Smith gives a lot of the credit for his company’s success to his employees. “I think one thing our success can be attributed to is our culture of willingness to let our young decision makers have a lot of autonomy and authority. Sometimes there are mistakes, but I look at them as an opportunity to learn and do better next time,” Smith says. “It’s a personal pleasure for me to see my employees take on challenges and succeed. It’s one of the reasons I come to work every day.”
Confidence in his employees allowed Smith to take the risks the company needed in order to grow. “We have stretched ourselves, winning work we were not sure how to do — then figured out how to get it done. And we have walked away from some really interesting opportunities when we agreed we weren’t ready for that level of difficulty — yet,” he explains.
“Lucky for us, we have great employees who know how to build things,” he continues. “The commercial work was just another kind of building.

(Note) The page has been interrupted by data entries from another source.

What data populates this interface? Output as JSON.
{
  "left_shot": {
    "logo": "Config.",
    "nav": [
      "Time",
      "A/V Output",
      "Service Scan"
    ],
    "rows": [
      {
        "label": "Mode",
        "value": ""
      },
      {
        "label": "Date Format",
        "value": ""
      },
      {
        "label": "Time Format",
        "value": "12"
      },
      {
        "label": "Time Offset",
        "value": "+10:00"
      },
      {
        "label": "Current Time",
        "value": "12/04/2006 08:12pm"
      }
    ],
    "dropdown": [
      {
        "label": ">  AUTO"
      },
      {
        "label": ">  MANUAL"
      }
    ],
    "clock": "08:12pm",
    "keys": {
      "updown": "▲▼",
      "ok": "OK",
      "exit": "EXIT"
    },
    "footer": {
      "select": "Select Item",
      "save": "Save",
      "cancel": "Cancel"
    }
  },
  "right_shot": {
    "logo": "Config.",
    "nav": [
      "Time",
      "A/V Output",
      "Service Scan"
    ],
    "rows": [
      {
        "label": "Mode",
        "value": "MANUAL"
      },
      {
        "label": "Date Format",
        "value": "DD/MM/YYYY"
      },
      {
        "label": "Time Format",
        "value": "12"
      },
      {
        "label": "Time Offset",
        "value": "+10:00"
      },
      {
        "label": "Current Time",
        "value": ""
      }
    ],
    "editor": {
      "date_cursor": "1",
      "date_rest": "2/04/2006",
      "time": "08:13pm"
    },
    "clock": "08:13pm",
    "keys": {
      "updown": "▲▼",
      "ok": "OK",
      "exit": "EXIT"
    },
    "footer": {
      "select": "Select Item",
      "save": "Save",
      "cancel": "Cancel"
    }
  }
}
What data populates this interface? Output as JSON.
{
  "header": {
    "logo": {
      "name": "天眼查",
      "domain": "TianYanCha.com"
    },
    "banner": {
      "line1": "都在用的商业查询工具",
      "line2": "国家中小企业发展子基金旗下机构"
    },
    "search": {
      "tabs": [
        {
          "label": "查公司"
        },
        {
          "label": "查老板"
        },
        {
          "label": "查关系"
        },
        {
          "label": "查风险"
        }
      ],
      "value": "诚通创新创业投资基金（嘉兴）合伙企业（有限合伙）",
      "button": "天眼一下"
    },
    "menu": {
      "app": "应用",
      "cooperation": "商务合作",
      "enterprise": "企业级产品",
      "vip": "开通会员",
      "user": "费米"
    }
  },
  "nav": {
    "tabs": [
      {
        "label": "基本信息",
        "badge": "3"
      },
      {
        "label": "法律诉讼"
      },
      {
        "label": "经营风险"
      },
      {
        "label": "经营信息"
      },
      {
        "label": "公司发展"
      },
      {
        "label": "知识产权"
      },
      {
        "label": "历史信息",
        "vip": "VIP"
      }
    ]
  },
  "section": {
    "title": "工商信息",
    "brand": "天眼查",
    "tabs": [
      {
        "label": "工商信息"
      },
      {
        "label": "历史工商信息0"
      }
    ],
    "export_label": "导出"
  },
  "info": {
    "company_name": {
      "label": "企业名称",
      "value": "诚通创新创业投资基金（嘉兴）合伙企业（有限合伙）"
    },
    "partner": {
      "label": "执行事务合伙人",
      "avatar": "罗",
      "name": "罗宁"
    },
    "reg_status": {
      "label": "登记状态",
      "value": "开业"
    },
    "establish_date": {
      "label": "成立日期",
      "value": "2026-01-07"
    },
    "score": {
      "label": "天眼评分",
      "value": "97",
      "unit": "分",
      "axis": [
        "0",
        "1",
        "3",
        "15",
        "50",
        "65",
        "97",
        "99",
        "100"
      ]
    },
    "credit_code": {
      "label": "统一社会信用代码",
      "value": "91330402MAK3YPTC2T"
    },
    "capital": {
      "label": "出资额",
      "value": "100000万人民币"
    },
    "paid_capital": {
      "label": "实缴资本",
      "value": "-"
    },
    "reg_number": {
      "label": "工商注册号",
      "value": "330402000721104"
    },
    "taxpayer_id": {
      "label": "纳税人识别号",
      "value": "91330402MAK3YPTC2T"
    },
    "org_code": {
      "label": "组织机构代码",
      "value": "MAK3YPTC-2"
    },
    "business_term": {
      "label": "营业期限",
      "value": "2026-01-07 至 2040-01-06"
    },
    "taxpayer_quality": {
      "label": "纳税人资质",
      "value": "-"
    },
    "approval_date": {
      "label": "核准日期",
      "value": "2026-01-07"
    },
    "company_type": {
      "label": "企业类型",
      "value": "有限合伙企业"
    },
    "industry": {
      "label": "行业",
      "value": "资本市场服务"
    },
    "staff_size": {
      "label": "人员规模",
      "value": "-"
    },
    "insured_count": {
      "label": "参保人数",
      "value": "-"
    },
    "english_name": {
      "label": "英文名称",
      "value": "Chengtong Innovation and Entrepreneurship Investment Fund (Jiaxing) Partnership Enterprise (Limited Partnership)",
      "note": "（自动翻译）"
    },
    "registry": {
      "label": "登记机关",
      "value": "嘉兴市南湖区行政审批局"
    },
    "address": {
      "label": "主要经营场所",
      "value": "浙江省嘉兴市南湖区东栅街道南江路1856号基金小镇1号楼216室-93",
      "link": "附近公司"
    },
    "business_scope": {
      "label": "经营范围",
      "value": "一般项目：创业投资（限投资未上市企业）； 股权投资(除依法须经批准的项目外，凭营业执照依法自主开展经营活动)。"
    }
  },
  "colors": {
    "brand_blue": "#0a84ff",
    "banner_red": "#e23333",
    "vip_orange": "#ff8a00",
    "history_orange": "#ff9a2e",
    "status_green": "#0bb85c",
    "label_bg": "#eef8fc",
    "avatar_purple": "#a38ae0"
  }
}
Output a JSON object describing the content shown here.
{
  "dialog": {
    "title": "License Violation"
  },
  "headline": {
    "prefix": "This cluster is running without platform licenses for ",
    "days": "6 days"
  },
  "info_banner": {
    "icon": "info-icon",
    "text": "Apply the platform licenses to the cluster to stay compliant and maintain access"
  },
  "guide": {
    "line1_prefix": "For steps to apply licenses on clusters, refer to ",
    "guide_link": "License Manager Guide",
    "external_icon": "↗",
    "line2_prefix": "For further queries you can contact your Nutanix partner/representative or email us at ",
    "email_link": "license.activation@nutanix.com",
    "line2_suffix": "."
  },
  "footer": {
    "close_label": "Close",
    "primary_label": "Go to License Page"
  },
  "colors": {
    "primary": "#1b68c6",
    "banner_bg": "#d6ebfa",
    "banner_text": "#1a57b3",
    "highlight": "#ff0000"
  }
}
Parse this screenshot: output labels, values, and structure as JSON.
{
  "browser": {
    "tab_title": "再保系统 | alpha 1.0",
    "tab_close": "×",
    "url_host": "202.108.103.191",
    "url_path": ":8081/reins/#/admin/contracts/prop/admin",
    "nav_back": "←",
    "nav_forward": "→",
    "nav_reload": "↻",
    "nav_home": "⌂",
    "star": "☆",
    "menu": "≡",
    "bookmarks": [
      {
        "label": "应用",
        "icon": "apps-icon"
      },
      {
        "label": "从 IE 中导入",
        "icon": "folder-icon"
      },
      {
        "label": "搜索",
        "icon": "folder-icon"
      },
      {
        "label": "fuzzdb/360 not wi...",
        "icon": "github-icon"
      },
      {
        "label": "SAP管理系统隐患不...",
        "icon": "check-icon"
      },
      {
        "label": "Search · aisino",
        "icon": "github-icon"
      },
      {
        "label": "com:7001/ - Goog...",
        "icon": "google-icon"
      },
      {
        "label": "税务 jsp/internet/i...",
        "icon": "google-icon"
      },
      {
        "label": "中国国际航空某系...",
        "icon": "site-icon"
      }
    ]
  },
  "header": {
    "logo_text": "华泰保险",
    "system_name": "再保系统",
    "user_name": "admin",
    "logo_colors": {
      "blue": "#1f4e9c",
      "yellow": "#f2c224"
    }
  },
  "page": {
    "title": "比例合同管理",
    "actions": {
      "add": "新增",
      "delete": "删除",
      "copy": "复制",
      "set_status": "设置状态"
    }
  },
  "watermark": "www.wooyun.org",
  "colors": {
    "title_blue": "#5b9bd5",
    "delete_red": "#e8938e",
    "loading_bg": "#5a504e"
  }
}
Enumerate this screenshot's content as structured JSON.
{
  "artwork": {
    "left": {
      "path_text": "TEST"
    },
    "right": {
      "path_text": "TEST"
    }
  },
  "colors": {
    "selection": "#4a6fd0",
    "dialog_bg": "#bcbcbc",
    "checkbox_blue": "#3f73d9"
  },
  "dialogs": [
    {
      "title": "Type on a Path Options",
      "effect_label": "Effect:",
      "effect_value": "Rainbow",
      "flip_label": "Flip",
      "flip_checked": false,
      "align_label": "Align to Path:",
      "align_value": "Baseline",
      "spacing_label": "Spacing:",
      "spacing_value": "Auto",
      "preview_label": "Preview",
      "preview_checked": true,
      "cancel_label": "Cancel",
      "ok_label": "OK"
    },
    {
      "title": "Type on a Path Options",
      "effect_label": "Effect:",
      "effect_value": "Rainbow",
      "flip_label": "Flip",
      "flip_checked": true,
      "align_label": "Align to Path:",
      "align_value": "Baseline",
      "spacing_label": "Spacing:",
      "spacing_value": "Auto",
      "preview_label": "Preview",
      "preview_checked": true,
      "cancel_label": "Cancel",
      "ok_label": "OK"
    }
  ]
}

You build everything one square foot at a time, and as you develop you land bigger jobs and build bigger buildings.”
MPW’s work at Hyland Software is a recent example of the company’s success in the commercial realm. The project entails turning an old health club into office space for a software company. MPW’s scope of work includes demo on two indoor asphalt tennis courts (each ½+ acre), column footings to support two new mezzanines, concrete place and finish, concrete repair, and 4 acres of site work.
The project started with the removal of the tennis courts. Crews crushed the asphalt and used it as fill for two swimming pools that were on the property. In place of the two-story tennis courts the GC crews built two mezzanine decks. MPW’s crew poured footings for nearly 200 steel column supports for the mezzanines. Each column footing required helical piers and six anchor bolts poured in place.
MPW placed and finished five slabs on the project, each about 26,000 square feet. The mezzanine decks were placed with lightweight concrete and specified without sawcuts. The three main floor slabs were each 4 inches thick, constructed with 4,000 psi concrete. MPW also performed the site development, including two bio-retention basins, parking lot excavation and all exterior concrete.
While MPW’s commercial venture put the company on a growth trajectory, its residential side has seen changes too. The housing depression crushed numerous competitors. But often employees of these former competitors bought equipment from their failing owners at auction and entered the market with lower overhead. In a time when work was almost always decided on price, MPW worked to tighten efficiencies and stay competitive.
Additionally, the building downturn transformed the landscape of the residential building market in greater Cleveland. Today, big regional or national builders control about 70 percent of new home building in the area. MPW changed along with the market and today focuses on opportunities to utilize its expertise in building complex, custom foundations, while continuing to help larger builders where doing so is good for both companies.
As Smith looks to the future for MPW, he sees a company with a healthy balance between commercial and residential projects. “We will try to grow both sides of the business, but there are more opportunities in commercial work,” Smith explains. “The company might end up with a 50/50 revenue split, or even a little more commercial work in the next few years.”
Whatever the split might be, the company’s diversification into commercial work will help it stay strong and weather the fluctuations of the construction economy for years to come.